Before we move into more detailed examples, here's a list of several places where graphs show up in programming. Some of these will get their own sections; others are only mentioned here to show the breadth of graphs' impact on software structure.

  • Module imports form a module dependency graph.
  • Function calls form a function call graph. (Methods are special cases of functions. The two are equivalent at this level of analysis.)
  • Class inheritance forms an inheritance graph. (It's usually called an inheritance hierarchy, but the hierarchy is a graph in any language with either multiple inheritance or mixins.)
  • Package dependencies in a package manager like NPM, RubyGems, PyPI, etc. form a package dependency graph.
  • The execution order of statements in a function (i.e., which lines can execute after which other lines) form a control flow graph.
  • The flow of data through a program forms a data-flow graph.

Graphs in thought

Any system of entities and relationships is a type of a graph: friendships among people, course prerequisites at a university, or stations in a subway system. Graphs show up constantly in life. We rarely think about them consciously as graphs, but we've very good at thinking about them implicitly, just as we are for software structure.

To get from St. Paul's Cathedral to Regent's Park in London, you can take the Central tube line to Oxford Circus and change to the Bakerloo line. If service interruptions prevent the Central line from stopping at Oxford Circus, the Piccadilly line can be used as a detour at the cost of a second change.

The two sentences above describe a small section of the graph composed of London tube stations (nodes) and subway lines (edges):
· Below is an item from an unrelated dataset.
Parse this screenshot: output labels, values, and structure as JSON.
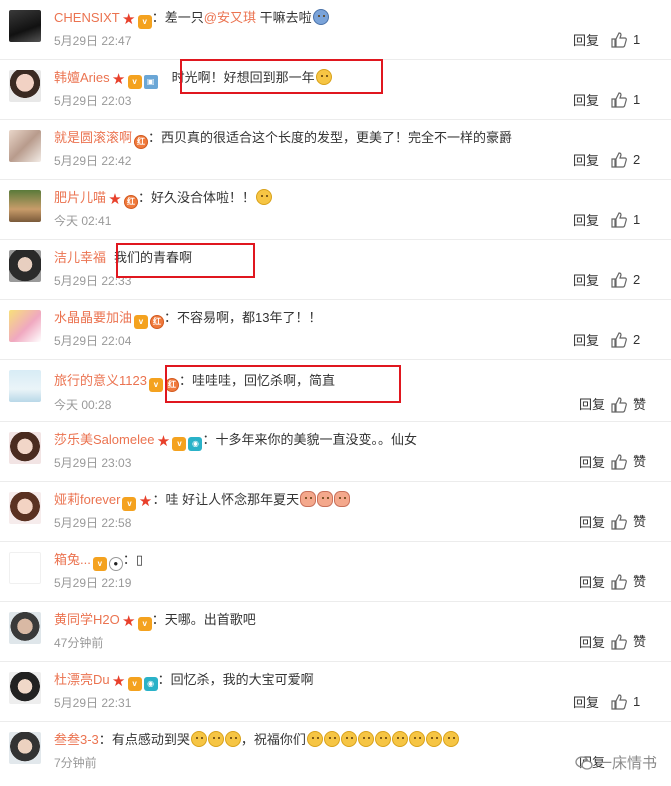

The modern London tube map prioritizes the transit network's abstract structure over the physical layout of the city, just as the above diagram does. Relative distances on the map don't necessarily correspond to physical distance between stations, curves on the map don't necessarily correspond to curves in the physical tracks, and so on.

Scans of London tube maps before (1908) and after (1933) Beck's redesign are shown below. The orginal maps were confusing because complications of the physical world were shown: physically-close stations were drawn close together, the lines were shown to curve as they do in reality, etc. Beck's redesign shows logical structure rather than physical structure, allowing us to plot a course more easily. We don't care whether the Central line's tracks curve or not, and we rarely care about the walking distance between stations; we care about how they connect.